- _Listed entries_
-*-*-

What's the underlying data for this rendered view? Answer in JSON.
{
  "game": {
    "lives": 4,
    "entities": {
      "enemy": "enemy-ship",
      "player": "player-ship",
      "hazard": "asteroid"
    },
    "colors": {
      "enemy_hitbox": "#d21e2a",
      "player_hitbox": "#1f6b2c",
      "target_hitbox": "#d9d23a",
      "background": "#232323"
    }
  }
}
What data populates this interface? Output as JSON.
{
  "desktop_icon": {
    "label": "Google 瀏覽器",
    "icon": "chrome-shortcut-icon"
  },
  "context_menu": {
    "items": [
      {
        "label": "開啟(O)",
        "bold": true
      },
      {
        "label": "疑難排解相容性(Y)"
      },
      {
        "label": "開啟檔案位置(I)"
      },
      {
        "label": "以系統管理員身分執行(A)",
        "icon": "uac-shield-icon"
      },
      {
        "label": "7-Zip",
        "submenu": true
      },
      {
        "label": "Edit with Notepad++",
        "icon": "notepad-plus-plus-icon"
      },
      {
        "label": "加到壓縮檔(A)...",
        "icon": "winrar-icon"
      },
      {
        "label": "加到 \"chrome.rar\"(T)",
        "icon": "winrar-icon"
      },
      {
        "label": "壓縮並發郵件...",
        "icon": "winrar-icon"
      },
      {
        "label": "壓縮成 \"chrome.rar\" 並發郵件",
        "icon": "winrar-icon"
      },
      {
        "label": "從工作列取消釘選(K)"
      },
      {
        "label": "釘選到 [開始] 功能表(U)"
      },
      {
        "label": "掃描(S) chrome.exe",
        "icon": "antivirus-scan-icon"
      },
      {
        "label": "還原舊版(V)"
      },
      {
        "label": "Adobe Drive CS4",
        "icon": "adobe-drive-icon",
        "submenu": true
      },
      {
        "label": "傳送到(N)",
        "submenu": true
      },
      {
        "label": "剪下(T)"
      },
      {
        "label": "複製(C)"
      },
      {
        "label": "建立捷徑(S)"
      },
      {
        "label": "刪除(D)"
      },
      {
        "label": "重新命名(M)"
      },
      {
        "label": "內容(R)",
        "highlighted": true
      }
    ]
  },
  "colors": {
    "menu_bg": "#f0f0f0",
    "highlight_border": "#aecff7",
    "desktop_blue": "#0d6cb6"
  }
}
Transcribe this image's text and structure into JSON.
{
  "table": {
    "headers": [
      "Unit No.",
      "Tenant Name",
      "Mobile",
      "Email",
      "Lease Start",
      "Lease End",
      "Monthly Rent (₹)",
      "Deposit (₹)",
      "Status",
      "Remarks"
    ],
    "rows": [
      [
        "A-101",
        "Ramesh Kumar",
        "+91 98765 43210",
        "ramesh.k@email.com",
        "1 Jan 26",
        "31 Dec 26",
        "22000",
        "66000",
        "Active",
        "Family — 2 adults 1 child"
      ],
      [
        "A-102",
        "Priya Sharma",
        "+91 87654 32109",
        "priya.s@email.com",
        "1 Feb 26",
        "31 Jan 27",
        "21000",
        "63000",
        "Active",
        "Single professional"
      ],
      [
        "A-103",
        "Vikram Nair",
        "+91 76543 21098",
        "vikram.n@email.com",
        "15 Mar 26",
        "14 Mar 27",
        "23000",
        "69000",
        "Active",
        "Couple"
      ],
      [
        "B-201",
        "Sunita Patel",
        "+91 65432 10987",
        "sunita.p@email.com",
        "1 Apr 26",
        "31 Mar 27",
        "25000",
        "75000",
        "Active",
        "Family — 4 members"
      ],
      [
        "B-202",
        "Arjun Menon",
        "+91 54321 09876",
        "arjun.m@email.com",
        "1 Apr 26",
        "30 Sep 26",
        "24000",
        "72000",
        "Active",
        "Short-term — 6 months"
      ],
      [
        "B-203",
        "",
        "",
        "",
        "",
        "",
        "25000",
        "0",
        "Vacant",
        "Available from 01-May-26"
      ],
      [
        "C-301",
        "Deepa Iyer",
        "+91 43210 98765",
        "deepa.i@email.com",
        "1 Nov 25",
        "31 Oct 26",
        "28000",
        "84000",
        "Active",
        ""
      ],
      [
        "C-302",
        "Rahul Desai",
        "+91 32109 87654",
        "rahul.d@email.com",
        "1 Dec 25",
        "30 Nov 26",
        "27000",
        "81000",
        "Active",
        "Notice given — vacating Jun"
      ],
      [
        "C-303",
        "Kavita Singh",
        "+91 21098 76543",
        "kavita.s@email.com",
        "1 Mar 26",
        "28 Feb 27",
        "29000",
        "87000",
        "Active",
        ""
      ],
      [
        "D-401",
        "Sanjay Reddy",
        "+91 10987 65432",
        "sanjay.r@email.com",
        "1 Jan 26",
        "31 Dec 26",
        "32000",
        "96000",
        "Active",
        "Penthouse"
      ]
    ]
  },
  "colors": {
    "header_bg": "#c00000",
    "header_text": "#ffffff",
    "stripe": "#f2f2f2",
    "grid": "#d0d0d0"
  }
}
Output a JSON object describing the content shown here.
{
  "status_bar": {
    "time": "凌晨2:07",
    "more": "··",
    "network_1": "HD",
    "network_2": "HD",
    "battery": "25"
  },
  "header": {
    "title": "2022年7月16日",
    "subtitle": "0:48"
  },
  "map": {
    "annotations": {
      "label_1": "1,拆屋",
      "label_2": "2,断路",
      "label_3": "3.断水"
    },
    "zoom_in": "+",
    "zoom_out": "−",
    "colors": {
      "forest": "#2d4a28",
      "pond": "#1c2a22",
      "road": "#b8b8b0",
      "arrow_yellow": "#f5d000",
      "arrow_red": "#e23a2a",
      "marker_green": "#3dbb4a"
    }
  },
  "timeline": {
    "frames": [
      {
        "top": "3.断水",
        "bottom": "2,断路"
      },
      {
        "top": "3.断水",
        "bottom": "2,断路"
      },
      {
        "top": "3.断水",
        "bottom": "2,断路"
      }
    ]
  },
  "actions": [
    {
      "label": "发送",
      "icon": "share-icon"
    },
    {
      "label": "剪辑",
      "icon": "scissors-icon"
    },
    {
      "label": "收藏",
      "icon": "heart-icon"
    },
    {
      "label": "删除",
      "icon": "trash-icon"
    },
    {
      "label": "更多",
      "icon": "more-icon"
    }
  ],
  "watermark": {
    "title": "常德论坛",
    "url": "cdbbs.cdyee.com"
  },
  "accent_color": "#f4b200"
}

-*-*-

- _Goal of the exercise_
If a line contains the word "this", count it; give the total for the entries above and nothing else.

- _Task output_
3